Published Reviews
Booklist Review: "Gr. 5-12. In this sequel to Hatchet [BKL N 15 87], one of the best and most popular books of the 1980s, Paulsen takes the wilderness adventure beyond self-preservation and makes teenager Brian Robeson responsible for saving someone else. It's a year later, and Brian, now 15, is persuaded to repeat what he did in Hatchet--survive for a period in the Canadian wilderness. This time, though, he won't be alone; Derek, a government psychologist, will take notes so that others can learn from Brian's experience. Everything goes well, in fact, too well; it's like a pleasant camping trip, until Derek is hit by lightning and lies in a coma. With no tools except a knife, Brian has to build a raft, navigate the river and the wild rapids, and haul Derek to the trading post about 100 miles downstream. It's all very well for Paulsen to insist that luck is part of survival, but there's luck and then there's wild coincidence--are we really supposed to believe that Brian would find all the logs for the raft conveniently cut for him right there in a beavers' clearing? As usual, Paulsen overdoes the Hemingway-type cadences and sonorous repetitions, especially when he's talking about Life. But at its best, the terse, almost monosyllabic writing perfectly expresses the basic struggle in the woods. There's candor not only in the dark scene where Brian is tempted to ditch Derek and make it alone, but also in the undramatic final admission that Derek would probably have been all right even if Brian had not made the run. Young people (including the most reluctant readers) will find the survival detail as gripping as ever, and when rooted in physical fact--in what the final chapter title calls "Measurements"--the plain words tell a great story of rebirth and connection. ~--Hazel Rochman"

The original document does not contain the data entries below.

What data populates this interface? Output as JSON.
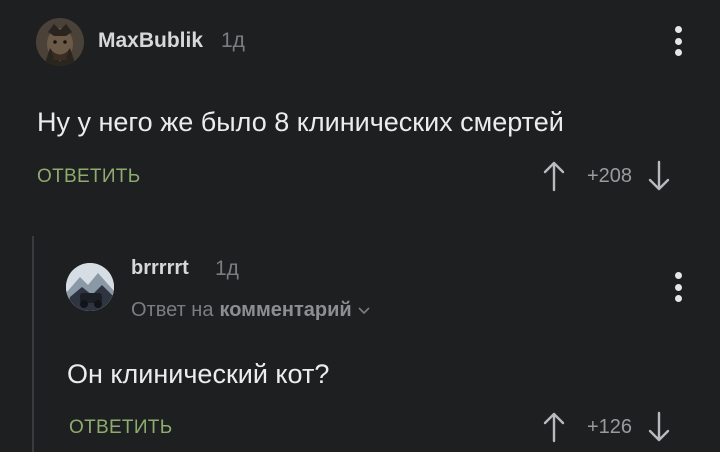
{
  "comments": [
    {
      "author": "MaxBublik",
      "time": "1д",
      "text": "Ну у него же было 8 клинических смертей",
      "reply_label": "ОТВЕТИТЬ",
      "score": "+208"
    },
    {
      "author": "brrrrrt",
      "time": "1д",
      "reply_to_prefix": "Ответ на",
      "reply_to_link": "комментарий",
      "text": "Он клинический кот?",
      "reply_label": "ОТВЕТИТЬ",
      "score": "+126"
    }
  ],
  "colors": {
    "background": "#1e1f21",
    "accent_green": "#8dac6e",
    "muted": "#7c7d80"
  },
  "icons": [
    "kebab-menu-icon",
    "upvote-arrow-icon",
    "downvote-arrow-icon",
    "chevron-down-icon"
  ]
}
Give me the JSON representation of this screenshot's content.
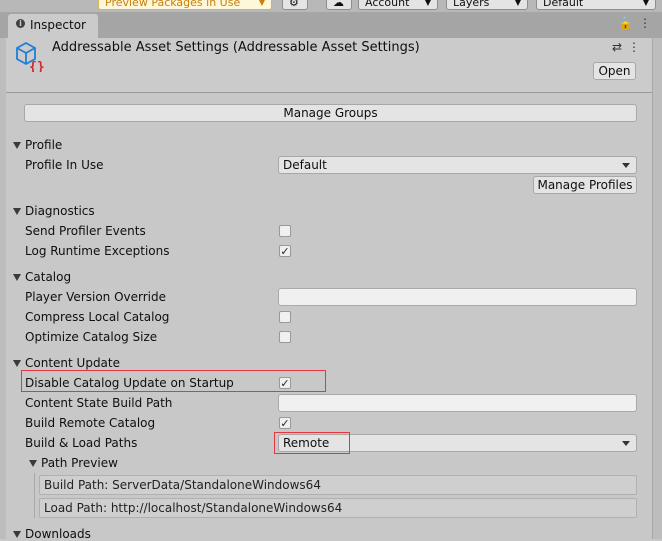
{
  "toolbar": {
    "preview_label": "Preview Packages in Use",
    "account_label": "Account",
    "layers_label": "Layers",
    "layout_label": "Default"
  },
  "tab": {
    "icon_glyph": "i",
    "label": "Inspector",
    "lock_glyph": "🔒",
    "menu_glyph": "⋮"
  },
  "header": {
    "title": "Addressable Asset Settings (Addressable Asset Settings)",
    "settings_glyph": "⇄",
    "more_glyph": "⋮",
    "open_label": "Open"
  },
  "manage_groups_label": "Manage Groups",
  "profile": {
    "section": "Profile",
    "in_use_label": "Profile In Use",
    "in_use_value": "Default",
    "manage_profiles_label": "Manage Profiles"
  },
  "diagnostics": {
    "section": "Diagnostics",
    "send_profiler_label": "Send Profiler Events",
    "send_profiler_checked": false,
    "log_exceptions_label": "Log Runtime Exceptions",
    "log_exceptions_checked": true
  },
  "catalog": {
    "section": "Catalog",
    "player_version_label": "Player Version Override",
    "player_version_value": "",
    "compress_label": "Compress Local Catalog",
    "compress_checked": false,
    "optimize_label": "Optimize Catalog Size",
    "optimize_checked": false
  },
  "content_update": {
    "section": "Content Update",
    "disable_update_label": "Disable Catalog Update on Startup",
    "disable_update_checked": true,
    "state_path_label": "Content State Build Path",
    "state_path_value": "",
    "build_remote_label": "Build Remote Catalog",
    "build_remote_checked": true,
    "paths_label": "Build & Load Paths",
    "paths_value": "Remote",
    "path_preview_section": "Path Preview",
    "build_path": "Build Path: ServerData/StandaloneWindows64",
    "load_path": "Load Path: http://localhost/StandaloneWindows64"
  },
  "downloads": {
    "section": "Downloads"
  },
  "check_glyph": "✓",
  "colors": {
    "highlight": "#e8363f",
    "icon_blue": "#1e7fd6",
    "icon_red": "#d22b2b",
    "preview_text": "#c9800a"
  }
}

From Booklist, Copyright (c) American Library Association. Used with permission.
Publisher's Weekly Review: "Nearly two years after being marooned in the wilderness--the experience recounted in Hatchet --Brian agrees to go back, accompanied by Derek, a psychologist who wants to study the strategies and especially the mental toughness that brought Brian through. At first he chafes at the relative comforts, the lack of true challenge, this second time around. All that changes when Derek is struck by lightning and falls into a coma--Brian must raft Derek to the nearest outpost, 100 miles downriver. In attempting this sequel Paulsen has set himself a difficult task, which he meets superbly. The new adventure is as riveting as its predecessor and yet, because of significant differences in the nature of its dramatic tension, is not merely a clone. The experiences of Hatchet , distilled by time, inform Brian's character throughout, so that the psychological terrain of the sequel is fresh and distinct. The older Brian is more reflective and accepting, and these qualities add new dimensions to his interactions with nature. And returning to the north effects a subtle but startling change: instantly, almost unconsciously, Brian finds himself absorbing every detail of the scene around him--taking the scent of the wind, reading the shape of each cloud--and in the process turning inward, finding words superfluous in the face of the wild. There is no dearth of action and physical suspense here, rendered in terse, heart-stopping prose. Paulsen, as always, pulls no punches: a scene in which Brian fantasizes about cutting Derek loose from the raft is as powerful as they come. Ages 12-up. (June) (c) Copyright PWxyz, LLC. All rights reserved"
(c) Copyright PWxyz, LLC. All rights reserved
Additional Information
Series Brian Robeson series
#1 - Hatchet
#2 - The River
#3 - Brian's winter
#4 - Brian's return
Subjects Survival Juvenile fiction
Self-reliance Juvenile fiction
Shipwreck survival Juvenile fiction
Survival Fiction
Self-reliance Fiction
Young Adult Literature
Young Adult Fiction
Electronic books.
Publisher New York :Random House Children's Books2001
Contributors OverDrive, Inc.
Language English
System Details Mode of access: World Wide Web.
Format: OverDrive READ
Format: Kindle Book
Format: Adobe PDF eBook
Format: Adobe EPUB eBook
Requires Amazon Kindle or Adobe Digital Editions or Adobe Digital Editions
Description 1 online resource
ISBN 9780440229674
Other Classic View